    They fled their country and lived in refugee camps in neighboring Nepal for decades before being resettled in the northeastern U.S. state of New Hampshire -- now the focus of the U.S. presidential contest. VOA correspondent Aru Pande spoke with members of the Bhutanese community, including new American citizens, about the campaign and the strong anti-immigrant rhetoric of some of the candidates.
    Video

    Video Researchers Use 3-D Printer to Produce Transplantable Body Parts

    Human organ transplants have become fairly common around the world in the past few decades. Researchers at various universities are coordinating their efforts to find solutions -- including teams at the University of Pennsylvania and Rice University in Houston that are experimenting with a 3-D printer -- to make blood vessels and other structures for implant. As VOA’s Greg Flakus reports from Houston, they are also using these artificial body parts to seek ways of defeating cancerous tumors.
    Video

    Video Helping the Blind 'See' Great Art

    There are 285 million blind and visually impaired people in the world who are unable to enjoy visual art at a museum. One New York photographer is trying to fix this situation by making tangible copies of the world’s masterpieces. VOA correspondent Victoria Kupchinetsky was there as visually impaired people got a feel for great art. Joy Wagner narrates her report.
    Video

    Video German Artists to Memorialize Refugees With Life Jacket Exhibit

    Sold in every kind of shop in some Turkish port towns, life jackets have become a symbol of the refugee crisis that brought a million people to Europe in 2015.  On the shores of Lesbos, Greece, German artists collect discarded life jackets as they prepare an art installation they plan to display in Germany.  For VOA, Hamada Elrasam has this report from Lesbos, Greece.
    Video

    Video E-readers Help Ease Africa's Book Shortage

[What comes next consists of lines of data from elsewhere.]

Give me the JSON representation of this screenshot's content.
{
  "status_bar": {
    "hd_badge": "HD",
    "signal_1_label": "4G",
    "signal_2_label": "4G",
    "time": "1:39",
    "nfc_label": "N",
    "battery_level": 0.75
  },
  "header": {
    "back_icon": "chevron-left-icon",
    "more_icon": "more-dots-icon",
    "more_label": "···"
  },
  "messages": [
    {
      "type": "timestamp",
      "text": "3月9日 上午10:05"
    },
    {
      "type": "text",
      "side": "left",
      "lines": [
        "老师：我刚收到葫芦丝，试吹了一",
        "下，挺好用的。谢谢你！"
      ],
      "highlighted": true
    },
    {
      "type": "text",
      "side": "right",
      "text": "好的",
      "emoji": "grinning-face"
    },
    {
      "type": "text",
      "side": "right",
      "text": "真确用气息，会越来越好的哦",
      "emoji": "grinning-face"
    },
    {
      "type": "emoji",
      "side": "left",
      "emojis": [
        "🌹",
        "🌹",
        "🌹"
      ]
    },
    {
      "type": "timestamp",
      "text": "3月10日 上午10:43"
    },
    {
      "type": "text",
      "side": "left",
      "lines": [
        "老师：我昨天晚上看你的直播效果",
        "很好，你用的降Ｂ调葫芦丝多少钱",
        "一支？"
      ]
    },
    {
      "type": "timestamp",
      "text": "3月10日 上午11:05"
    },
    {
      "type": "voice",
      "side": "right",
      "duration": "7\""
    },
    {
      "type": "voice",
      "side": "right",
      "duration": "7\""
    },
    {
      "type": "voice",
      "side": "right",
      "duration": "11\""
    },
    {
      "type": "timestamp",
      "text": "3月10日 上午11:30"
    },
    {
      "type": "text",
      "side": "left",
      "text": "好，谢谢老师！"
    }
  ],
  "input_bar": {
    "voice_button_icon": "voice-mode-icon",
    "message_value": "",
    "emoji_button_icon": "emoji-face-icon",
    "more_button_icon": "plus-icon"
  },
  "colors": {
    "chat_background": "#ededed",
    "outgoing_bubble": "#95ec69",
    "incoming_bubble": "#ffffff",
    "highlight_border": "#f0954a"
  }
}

    Millions of people in Africa can't read, and there's a chronic shortage of books. A non-profit organization called Worldreader is trying to help change all that one e-reader at a time. VOA’s Deborah Block tells us about a girls' school in Nairobi, Kenya where Worldreader is making a difference.
    Video

    Video Genius Lets World Share Its Knowledge

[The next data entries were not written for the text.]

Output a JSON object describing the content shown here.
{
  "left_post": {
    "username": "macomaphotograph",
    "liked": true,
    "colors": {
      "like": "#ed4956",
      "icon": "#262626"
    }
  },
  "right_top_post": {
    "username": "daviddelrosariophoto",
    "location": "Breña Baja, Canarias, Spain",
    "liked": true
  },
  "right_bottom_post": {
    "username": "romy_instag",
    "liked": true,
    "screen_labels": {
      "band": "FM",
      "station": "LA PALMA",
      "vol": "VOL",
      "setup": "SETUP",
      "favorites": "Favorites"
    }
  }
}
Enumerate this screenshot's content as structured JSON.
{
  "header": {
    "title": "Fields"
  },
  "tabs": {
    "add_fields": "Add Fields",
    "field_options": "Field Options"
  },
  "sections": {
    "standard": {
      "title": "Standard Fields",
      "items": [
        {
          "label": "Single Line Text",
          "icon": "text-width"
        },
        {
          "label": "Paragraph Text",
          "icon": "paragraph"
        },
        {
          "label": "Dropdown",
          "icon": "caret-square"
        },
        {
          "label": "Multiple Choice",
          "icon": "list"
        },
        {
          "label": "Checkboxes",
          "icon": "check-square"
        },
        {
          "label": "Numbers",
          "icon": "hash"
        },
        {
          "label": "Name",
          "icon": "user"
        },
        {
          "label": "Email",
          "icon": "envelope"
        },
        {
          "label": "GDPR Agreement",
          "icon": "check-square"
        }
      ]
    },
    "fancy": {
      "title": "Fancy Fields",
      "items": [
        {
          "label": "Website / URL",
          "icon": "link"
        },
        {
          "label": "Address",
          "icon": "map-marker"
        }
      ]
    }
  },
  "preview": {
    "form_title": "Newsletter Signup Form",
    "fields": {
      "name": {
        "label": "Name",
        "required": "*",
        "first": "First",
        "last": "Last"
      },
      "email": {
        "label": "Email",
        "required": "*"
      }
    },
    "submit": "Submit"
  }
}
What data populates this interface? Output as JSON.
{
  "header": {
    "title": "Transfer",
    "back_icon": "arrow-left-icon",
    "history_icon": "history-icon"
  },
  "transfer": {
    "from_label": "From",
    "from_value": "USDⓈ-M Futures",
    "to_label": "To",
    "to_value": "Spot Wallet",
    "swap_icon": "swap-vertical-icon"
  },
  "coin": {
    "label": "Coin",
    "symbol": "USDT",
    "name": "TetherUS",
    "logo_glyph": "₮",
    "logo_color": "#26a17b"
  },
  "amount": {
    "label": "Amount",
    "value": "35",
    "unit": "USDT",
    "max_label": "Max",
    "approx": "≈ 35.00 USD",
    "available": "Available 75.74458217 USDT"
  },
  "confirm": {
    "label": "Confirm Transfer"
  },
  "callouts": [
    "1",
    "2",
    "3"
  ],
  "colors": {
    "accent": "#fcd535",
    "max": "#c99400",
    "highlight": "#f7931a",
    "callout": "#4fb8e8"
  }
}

    Inspired by crowdsourcing companies like Wikipedia, Genius allows anyone to edit anything on the web, using its web annotation tool
    Video

    Video In Philippines, Mixed Feelings About Greater US Military Presence

    In the Philippines, some who will be directly affected by a recent Supreme Court decision clearing the way for more United States troop visits are having mixed reactions.  The increased rotations come at a time when the Philippines is trying to build up its military in the face of growing maritime assertiveness from China.  From Bahile, Palawan on the coast of the South China Sea, Simone Orendain has this story.